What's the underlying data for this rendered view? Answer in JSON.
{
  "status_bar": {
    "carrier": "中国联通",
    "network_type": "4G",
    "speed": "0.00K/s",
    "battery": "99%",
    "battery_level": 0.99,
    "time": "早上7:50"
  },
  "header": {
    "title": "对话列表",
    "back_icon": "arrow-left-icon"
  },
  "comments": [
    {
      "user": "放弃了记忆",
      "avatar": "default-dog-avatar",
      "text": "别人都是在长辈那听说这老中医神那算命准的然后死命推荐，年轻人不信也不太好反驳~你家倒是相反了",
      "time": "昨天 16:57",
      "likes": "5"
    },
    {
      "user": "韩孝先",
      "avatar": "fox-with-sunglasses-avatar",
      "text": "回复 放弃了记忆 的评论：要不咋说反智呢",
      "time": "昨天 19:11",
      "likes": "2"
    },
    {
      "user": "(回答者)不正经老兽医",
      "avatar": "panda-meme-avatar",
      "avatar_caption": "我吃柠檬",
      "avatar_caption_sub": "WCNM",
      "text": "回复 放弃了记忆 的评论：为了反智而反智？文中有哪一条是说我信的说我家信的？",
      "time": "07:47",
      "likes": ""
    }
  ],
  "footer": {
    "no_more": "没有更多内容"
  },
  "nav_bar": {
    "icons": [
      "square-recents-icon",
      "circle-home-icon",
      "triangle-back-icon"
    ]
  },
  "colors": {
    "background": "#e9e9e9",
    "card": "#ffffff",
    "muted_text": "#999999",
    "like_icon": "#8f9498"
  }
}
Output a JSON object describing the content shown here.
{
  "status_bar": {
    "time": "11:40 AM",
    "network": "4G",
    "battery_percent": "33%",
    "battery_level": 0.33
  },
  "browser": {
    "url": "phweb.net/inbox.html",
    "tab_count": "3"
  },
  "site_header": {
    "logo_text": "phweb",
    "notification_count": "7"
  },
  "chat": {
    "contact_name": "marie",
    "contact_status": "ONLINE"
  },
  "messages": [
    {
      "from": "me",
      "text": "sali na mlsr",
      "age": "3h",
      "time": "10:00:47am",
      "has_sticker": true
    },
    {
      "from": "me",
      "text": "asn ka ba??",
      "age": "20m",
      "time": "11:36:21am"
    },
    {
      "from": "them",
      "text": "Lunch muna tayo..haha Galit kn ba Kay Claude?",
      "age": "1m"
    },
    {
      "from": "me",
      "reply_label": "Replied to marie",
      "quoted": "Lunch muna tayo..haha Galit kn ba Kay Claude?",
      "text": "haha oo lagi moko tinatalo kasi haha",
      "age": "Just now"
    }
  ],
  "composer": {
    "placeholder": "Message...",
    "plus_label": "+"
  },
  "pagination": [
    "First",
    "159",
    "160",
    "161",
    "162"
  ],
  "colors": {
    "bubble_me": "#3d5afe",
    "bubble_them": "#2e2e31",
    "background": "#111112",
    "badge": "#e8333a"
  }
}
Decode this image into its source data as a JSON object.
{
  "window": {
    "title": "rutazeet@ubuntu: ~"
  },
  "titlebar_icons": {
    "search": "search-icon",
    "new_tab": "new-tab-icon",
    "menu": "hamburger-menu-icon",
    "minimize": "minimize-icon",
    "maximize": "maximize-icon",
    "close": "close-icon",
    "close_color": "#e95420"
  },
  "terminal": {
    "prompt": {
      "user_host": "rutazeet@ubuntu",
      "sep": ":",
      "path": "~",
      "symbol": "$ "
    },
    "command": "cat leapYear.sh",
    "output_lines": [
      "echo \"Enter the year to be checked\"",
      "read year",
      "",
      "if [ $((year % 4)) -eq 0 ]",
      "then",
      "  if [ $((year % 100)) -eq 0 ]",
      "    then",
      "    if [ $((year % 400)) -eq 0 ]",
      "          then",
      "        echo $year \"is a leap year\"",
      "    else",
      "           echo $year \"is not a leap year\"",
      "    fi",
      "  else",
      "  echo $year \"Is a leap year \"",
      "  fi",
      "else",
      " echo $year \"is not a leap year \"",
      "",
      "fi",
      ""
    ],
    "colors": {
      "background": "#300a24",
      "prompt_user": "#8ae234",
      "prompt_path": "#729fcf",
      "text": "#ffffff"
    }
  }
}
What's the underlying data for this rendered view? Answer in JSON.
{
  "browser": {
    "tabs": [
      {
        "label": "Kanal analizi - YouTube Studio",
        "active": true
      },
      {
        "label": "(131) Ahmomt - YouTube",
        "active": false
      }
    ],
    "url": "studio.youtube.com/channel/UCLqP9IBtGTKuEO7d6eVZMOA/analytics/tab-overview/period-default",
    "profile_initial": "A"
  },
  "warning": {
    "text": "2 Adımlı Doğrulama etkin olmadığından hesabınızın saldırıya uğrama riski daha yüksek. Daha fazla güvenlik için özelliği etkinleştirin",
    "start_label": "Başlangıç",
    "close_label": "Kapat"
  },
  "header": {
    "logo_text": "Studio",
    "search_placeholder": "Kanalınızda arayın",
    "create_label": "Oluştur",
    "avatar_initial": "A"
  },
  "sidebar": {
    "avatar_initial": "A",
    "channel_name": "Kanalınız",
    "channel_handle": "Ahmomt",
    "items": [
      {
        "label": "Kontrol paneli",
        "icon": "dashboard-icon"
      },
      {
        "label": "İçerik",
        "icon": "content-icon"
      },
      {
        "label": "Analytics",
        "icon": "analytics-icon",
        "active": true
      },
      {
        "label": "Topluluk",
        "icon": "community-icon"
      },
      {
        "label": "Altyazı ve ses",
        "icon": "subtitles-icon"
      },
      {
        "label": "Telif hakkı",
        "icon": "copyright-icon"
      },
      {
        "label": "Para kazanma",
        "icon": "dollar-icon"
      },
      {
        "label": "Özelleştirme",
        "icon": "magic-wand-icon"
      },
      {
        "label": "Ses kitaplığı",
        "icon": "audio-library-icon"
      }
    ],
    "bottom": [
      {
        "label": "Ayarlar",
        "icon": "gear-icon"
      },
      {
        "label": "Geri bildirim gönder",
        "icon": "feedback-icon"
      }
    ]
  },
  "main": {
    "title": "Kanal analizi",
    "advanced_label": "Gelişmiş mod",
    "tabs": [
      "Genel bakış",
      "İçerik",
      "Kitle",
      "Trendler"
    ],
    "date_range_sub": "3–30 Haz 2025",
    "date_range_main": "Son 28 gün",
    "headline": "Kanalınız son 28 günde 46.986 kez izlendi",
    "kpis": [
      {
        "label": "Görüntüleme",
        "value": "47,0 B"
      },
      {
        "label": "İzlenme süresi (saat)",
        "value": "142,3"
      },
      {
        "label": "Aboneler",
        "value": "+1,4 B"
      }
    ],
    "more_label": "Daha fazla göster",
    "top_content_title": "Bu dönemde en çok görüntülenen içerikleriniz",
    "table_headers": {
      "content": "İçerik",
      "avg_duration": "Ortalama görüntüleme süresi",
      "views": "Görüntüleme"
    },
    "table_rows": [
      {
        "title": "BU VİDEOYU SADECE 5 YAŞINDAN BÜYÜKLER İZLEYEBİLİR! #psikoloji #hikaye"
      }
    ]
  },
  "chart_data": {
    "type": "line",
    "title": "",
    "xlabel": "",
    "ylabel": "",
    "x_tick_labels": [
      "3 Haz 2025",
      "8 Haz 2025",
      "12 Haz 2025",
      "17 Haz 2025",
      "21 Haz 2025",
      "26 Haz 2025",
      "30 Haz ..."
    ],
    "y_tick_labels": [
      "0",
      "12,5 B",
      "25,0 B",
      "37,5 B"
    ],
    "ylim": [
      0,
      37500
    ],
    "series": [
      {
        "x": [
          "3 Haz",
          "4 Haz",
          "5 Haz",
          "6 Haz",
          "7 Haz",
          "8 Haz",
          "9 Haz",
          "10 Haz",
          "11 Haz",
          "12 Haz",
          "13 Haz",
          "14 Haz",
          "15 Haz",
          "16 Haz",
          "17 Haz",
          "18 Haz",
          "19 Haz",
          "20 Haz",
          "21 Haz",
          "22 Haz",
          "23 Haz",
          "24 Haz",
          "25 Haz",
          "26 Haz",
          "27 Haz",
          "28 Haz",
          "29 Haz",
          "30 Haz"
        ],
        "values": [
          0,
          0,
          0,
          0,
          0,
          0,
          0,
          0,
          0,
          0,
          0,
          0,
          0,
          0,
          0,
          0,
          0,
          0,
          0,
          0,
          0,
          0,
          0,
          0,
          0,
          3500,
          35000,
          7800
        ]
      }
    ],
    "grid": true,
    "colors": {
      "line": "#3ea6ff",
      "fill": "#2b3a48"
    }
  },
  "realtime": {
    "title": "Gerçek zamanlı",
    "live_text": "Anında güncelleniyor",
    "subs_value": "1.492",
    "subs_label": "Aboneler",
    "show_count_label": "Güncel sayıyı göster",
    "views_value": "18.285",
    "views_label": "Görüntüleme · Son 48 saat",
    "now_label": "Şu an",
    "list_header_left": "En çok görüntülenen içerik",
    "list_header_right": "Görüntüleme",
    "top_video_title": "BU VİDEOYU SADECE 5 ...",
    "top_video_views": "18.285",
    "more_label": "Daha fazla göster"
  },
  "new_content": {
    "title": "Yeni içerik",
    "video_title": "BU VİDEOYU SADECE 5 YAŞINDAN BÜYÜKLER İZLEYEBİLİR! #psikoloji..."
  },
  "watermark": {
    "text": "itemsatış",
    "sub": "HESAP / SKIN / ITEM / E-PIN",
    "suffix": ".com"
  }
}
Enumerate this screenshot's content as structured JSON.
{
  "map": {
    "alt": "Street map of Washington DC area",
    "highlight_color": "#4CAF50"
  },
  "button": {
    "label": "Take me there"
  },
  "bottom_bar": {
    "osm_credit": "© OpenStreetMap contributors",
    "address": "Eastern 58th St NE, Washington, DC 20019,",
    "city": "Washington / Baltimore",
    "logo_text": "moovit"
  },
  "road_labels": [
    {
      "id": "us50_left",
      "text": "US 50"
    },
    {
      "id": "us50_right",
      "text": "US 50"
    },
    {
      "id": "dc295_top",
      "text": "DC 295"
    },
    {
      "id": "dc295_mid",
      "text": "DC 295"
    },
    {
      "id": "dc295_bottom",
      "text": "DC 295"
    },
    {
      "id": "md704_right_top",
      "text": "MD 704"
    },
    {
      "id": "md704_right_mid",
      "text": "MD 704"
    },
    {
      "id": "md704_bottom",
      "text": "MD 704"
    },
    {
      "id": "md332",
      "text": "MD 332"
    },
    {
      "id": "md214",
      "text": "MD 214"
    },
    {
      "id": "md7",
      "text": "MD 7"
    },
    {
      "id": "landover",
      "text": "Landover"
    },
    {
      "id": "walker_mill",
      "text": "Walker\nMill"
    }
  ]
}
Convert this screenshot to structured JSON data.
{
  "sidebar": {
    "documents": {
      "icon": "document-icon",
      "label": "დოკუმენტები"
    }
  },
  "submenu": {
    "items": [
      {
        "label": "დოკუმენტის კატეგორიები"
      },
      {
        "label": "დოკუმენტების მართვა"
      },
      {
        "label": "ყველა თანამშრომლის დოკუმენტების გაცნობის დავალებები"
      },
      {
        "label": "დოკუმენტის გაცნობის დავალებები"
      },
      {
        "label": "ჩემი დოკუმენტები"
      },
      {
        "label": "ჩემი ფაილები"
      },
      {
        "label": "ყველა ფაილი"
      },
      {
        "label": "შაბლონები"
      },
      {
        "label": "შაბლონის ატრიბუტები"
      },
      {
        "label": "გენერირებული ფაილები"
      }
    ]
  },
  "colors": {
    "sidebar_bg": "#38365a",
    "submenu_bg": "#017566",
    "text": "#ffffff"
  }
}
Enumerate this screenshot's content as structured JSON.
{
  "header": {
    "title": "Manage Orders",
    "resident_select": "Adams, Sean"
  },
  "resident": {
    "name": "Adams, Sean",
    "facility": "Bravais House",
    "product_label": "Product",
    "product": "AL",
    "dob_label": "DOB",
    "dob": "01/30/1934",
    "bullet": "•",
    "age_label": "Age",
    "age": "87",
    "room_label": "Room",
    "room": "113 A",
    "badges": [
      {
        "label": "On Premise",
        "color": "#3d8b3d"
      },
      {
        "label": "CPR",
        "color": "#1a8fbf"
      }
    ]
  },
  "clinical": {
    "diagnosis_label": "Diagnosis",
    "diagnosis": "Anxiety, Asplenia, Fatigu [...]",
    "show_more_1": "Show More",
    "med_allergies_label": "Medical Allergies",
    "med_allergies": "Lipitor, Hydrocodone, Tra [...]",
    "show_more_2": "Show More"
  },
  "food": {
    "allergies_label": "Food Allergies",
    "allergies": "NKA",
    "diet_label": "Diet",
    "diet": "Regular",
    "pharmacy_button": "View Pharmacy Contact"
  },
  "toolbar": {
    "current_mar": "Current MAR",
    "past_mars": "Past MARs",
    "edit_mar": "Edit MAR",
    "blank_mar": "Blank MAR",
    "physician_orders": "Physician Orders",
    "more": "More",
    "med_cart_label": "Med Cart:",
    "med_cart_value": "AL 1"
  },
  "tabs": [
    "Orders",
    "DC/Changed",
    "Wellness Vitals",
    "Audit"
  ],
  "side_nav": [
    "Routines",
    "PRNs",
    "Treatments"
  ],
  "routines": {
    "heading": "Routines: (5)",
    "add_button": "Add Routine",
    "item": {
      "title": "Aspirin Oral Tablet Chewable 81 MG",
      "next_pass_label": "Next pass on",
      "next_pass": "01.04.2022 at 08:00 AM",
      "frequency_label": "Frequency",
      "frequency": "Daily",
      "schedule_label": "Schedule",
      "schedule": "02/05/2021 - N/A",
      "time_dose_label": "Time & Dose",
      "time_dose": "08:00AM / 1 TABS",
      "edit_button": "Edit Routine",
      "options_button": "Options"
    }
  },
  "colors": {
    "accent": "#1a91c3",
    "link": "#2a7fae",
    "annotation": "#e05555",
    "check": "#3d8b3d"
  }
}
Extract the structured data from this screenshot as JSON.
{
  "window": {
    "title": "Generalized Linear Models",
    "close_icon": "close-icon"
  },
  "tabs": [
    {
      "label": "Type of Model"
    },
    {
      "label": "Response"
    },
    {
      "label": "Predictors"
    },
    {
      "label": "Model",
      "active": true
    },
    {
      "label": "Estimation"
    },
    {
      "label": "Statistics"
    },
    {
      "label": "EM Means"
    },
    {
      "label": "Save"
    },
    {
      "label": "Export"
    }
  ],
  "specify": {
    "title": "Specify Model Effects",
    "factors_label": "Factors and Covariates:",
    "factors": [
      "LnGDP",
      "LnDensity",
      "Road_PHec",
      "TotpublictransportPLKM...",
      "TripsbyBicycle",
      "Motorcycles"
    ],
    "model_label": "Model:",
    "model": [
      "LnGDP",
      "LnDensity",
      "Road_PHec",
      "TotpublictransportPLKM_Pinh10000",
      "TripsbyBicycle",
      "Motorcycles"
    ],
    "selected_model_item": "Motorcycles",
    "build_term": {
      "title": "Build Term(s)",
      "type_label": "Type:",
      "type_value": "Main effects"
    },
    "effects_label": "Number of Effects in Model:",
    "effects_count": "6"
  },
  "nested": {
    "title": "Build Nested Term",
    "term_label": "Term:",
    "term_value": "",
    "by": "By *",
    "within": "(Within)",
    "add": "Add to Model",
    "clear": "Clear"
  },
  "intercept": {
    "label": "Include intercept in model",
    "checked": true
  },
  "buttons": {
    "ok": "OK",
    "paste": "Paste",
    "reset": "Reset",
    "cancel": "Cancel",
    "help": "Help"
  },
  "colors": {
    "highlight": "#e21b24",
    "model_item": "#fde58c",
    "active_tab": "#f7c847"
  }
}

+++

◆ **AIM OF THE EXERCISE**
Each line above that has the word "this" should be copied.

◆ **RESPONSE AREA**
What's the underlying data for this rendered view? Answer in JSON.
Decode this image into its source data as a JSON object.
What's the underlying data for this rendered view? Answer in JSON.
Enumerate this screenshot's content as structured JSON.
Convert this screenshot to structured JSON data.
Enumerate this screenshot's content as structured JSON.
Extract the structured data from this screenshot as JSON.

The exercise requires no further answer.